**Material for the task**
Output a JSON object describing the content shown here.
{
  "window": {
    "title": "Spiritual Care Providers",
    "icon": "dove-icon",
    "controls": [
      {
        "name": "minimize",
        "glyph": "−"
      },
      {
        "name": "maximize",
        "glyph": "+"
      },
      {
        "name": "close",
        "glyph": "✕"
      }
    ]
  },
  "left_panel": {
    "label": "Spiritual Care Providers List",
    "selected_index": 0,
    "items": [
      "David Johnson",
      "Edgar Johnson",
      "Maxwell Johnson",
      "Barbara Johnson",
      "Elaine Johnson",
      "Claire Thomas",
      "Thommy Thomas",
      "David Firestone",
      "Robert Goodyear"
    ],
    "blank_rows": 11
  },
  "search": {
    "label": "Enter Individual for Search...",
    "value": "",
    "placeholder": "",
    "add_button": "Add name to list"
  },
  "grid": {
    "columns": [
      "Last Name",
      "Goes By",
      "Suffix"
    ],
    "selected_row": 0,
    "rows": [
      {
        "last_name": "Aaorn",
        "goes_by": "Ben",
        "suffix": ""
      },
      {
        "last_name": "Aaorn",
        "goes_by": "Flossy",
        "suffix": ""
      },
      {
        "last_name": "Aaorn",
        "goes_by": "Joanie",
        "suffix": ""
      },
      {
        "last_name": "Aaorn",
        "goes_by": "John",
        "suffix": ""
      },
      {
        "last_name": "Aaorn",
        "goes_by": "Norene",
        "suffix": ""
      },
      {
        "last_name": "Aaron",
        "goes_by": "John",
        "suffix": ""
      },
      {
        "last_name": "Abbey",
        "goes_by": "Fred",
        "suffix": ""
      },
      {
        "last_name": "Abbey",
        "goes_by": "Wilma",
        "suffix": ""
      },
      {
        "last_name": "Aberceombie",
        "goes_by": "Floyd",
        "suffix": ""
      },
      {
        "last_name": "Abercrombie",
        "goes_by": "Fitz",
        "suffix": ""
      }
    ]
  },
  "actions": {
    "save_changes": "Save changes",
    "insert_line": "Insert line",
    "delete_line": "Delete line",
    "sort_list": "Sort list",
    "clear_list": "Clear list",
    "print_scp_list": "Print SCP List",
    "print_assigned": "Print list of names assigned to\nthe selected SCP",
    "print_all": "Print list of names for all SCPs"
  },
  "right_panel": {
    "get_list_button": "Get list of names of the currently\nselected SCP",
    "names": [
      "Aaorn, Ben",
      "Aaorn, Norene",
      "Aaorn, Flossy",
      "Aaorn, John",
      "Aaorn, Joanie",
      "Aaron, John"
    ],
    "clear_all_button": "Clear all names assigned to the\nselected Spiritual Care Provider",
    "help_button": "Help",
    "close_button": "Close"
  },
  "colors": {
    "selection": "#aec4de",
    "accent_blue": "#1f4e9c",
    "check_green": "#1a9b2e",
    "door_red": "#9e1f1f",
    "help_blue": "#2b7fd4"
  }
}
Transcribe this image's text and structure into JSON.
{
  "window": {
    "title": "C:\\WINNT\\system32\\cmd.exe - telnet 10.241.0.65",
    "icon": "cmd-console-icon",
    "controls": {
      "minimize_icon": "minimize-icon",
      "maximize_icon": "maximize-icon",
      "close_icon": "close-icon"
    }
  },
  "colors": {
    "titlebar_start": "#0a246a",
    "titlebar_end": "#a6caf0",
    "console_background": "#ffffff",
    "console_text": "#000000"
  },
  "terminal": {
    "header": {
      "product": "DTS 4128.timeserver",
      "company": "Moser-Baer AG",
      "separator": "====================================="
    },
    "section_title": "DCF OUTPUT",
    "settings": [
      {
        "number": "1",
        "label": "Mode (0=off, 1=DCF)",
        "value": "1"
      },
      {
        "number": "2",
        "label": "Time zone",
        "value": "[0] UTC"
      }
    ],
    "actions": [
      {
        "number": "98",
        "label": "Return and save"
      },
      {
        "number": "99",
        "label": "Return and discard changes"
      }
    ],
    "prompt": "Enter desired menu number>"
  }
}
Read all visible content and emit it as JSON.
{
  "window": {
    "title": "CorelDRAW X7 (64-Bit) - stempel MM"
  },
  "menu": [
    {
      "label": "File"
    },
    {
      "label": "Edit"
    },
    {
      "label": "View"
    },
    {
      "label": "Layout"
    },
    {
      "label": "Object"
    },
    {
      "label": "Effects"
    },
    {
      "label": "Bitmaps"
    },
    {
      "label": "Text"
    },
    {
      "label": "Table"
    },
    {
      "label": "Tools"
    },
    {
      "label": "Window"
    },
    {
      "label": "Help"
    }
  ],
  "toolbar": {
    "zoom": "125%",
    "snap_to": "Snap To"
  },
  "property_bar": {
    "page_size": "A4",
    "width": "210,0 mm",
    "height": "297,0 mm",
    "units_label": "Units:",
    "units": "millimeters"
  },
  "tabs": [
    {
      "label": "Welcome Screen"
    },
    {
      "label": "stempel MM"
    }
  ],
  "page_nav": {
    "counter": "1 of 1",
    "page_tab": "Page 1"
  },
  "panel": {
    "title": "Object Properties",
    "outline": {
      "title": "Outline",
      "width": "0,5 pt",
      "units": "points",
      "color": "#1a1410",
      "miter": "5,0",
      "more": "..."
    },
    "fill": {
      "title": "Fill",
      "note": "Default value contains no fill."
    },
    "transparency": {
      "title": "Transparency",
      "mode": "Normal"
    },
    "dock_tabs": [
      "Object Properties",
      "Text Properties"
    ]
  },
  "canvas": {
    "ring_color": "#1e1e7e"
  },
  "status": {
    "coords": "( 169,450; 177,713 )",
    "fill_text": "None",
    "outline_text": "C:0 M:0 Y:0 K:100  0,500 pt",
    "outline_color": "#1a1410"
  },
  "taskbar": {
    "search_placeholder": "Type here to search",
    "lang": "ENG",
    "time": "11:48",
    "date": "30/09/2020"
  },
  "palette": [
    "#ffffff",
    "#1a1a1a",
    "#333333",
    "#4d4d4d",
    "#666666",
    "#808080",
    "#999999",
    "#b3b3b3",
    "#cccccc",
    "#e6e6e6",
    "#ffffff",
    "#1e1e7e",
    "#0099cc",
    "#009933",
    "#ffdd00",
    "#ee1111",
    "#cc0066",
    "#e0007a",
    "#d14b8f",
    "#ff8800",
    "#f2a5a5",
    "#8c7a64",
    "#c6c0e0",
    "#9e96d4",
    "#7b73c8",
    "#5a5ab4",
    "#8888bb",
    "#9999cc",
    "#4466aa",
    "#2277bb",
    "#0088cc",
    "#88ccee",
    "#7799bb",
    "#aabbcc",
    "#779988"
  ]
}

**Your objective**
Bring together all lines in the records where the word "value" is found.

**Problem solution**
    "value": "",
        "value": "1"
        "value": "[0] UTC"
      "note": "Default value contains no fill."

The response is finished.